Whatever appears in the entries must be given again exactly.

(Dataset rows for apps and sites)
---
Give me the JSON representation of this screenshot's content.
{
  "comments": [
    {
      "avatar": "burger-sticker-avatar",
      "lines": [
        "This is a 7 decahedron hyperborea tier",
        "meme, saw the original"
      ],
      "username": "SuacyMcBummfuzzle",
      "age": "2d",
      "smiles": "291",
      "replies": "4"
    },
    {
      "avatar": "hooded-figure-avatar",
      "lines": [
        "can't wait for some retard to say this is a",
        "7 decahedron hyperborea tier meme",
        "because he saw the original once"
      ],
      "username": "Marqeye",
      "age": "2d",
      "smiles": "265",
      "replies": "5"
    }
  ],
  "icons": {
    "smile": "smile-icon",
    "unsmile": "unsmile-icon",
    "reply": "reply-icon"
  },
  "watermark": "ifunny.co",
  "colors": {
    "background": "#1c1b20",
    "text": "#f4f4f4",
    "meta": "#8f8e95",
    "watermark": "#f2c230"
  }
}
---
◆ **WORKED SOLUTION**
Give me the JSON representation of this screenshot's content.
{
  "comments": [
    {
      "avatar": "burger-sticker-avatar",
      "lines": [
        "This is a 7 decahedron hyperborea tier",
        "meme, saw the original"
      ],
      "username": "SuacyMcBummfuzzle",
      "age": "2d",
      "smiles": "291",
      "replies": "4"
    },
    {
      "avatar": "hooded-figure-avatar",
      "lines": [
        "can't wait for some retard to say this is a",
        "7 decahedron hyperborea tier meme",
        "because he saw the original once"
      ],
      "username": "Marqeye",
      "age": "2d",
      "smiles": "265",
      "replies": "5"
    }
  ],
  "icons": {
    "smile": "smile-icon",
    "unsmile": "unsmile-icon",
    "reply": "reply-icon"
  },
  "watermark": "ifunny.co",
  "colors": {
    "background": "#1c1b20",
    "text": "#f4f4f4",
    "meta": "#8f8e95",
    "watermark": "#f2c230"
  }
}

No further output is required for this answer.